### Data to use ###
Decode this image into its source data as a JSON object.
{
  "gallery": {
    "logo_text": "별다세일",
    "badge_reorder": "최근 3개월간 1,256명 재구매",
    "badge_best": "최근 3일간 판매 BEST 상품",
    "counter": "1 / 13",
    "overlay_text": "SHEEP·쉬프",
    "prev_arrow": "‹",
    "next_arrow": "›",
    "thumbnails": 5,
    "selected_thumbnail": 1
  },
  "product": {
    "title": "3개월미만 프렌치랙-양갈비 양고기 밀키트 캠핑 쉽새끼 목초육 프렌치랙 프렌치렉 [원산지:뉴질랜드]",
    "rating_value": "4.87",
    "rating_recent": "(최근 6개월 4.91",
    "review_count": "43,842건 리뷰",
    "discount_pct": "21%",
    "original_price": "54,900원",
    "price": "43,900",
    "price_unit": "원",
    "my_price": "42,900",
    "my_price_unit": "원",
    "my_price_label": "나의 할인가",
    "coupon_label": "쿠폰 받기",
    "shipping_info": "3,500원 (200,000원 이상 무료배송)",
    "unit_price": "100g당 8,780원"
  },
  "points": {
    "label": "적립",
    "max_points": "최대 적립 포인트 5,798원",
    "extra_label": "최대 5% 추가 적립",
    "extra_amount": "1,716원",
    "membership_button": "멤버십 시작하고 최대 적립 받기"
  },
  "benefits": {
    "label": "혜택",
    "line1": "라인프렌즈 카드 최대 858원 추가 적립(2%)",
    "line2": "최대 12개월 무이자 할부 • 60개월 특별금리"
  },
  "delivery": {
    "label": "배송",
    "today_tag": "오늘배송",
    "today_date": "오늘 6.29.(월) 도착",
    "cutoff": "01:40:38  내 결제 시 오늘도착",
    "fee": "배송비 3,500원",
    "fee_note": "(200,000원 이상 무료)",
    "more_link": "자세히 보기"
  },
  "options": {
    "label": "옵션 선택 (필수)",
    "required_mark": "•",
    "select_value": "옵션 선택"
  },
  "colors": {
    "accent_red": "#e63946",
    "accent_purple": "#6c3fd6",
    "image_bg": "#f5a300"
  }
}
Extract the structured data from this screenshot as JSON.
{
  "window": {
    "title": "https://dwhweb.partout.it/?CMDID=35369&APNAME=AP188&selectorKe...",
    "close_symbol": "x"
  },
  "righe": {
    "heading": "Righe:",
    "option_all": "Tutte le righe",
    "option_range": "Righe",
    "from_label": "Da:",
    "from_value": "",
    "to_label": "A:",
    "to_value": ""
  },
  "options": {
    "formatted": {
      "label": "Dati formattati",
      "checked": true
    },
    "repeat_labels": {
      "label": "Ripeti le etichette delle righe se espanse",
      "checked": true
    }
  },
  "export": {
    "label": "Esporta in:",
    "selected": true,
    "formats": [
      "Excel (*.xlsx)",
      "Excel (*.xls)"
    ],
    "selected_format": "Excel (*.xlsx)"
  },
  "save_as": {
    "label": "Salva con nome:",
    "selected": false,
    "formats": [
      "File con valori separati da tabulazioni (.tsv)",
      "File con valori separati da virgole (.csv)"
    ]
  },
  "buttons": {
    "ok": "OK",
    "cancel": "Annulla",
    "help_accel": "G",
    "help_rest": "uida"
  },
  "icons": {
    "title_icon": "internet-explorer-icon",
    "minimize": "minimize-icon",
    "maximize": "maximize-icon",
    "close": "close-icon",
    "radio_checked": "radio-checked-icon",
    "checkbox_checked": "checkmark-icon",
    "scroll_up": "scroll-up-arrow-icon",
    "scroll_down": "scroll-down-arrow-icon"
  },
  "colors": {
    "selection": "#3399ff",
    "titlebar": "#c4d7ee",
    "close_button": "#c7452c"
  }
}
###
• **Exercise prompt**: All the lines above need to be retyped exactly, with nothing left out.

• **Solution for this exercise**:
Decode this image into its source data as a JSON object.
{
  "gallery": {
    "logo_text": "별다세일",
    "badge_reorder": "최근 3개월간 1,256명 재구매",
    "badge_best": "최근 3일간 판매 BEST 상품",
    "counter": "1 / 13",
    "overlay_text": "SHEEP·쉬프",
    "prev_arrow": "‹",
    "next_arrow": "›",
    "thumbnails": 5,
    "selected_thumbnail": 1
  },
  "product": {
    "title": "3개월미만 프렌치랙-양갈비 양고기 밀키트 캠핑 쉽새끼 목초육 프렌치랙 프렌치렉 [원산지:뉴질랜드]",
    "rating_value": "4.87",
    "rating_recent": "(최근 6개월 4.91",
    "review_count": "43,842건 리뷰",
    "discount_pct": "21%",
    "original_price": "54,900원",
    "price": "43,900",
    "price_unit": "원",
    "my_price": "42,900",
    "my_price_unit": "원",
    "my_price_label": "나의 할인가",
    "coupon_label": "쿠폰 받기",
    "shipping_info": "3,500원 (200,000원 이상 무료배송)",
    "unit_price": "100g당 8,780원"
  },
  "points": {
    "label": "적립",
    "max_points": "최대 적립 포인트 5,798원",
    "extra_label": "최대 5% 추가 적립",
    "extra_amount": "1,716원",
    "membership_button": "멤버십 시작하고 최대 적립 받기"
  },
  "benefits": {
    "label": "혜택",
    "line1": "라인프렌즈 카드 최대 858원 추가 적립(2%)",
    "line2": "최대 12개월 무이자 할부 • 60개월 특별금리"
  },
  "delivery": {
    "label": "배송",
    "today_tag": "오늘배송",
    "today_date": "오늘 6.29.(월) 도착",
    "cutoff": "01:40:38  내 결제 시 오늘도착",
    "fee": "배송비 3,500원",
    "fee_note": "(200,000원 이상 무료)",
    "more_link": "자세히 보기"
  },
  "options": {
    "label": "옵션 선택 (필수)",
    "required_mark": "•",
    "select_value": "옵션 선택"
  },
  "colors": {
    "accent_red": "#e63946",
    "accent_purple": "#6c3fd6",
    "image_bg": "#f5a300"
  }
}
Extract the structured data from this screenshot as JSON.
{
  "window": {
    "title": "https://dwhweb.partout.it/?CMDID=35369&APNAME=AP188&selectorKe...",
    "close_symbol": "x"
  },
  "righe": {
    "heading": "Righe:",
    "option_all": "Tutte le righe",
    "option_range": "Righe",
    "from_label": "Da:",
    "from_value": "",
    "to_label": "A:",
    "to_value": ""
  },
  "options": {
    "formatted": {
      "label": "Dati formattati",
      "checked": true
    },
    "repeat_labels": {
      "label": "Ripeti le etichette delle righe se espanse",
      "checked": true
    }
  },
  "export": {
    "label": "Esporta in:",
    "selected": true,
    "formats": [
      "Excel (*.xlsx)",
      "Excel (*.xls)"
    ],
    "selected_format": "Excel (*.xlsx)"
  },
  "save_as": {
    "label": "Salva con nome:",
    "selected": false,
    "formats": [
      "File con valori separati da tabulazioni (.tsv)",
      "File con valori separati da virgole (.csv)"
    ]
  },
  "buttons": {
    "ok": "OK",
    "cancel": "Annulla",
    "help_accel": "G",
    "help_rest": "uida"
  },
  "icons": {
    "title_icon": "internet-explorer-icon",
    "minimize": "minimize-icon",
    "maximize": "maximize-icon",
    "close": "close-icon",
    "radio_checked": "radio-checked-icon",
    "checkbox_checked": "checkmark-icon",
    "scroll_up": "scroll-up-arrow-icon",
    "scroll_down": "scroll-down-arrow-icon"
  },
  "colors": {
    "selection": "#3399ff",
    "titlebar": "#c4d7ee",
    "close_button": "#c7452c"
  }
}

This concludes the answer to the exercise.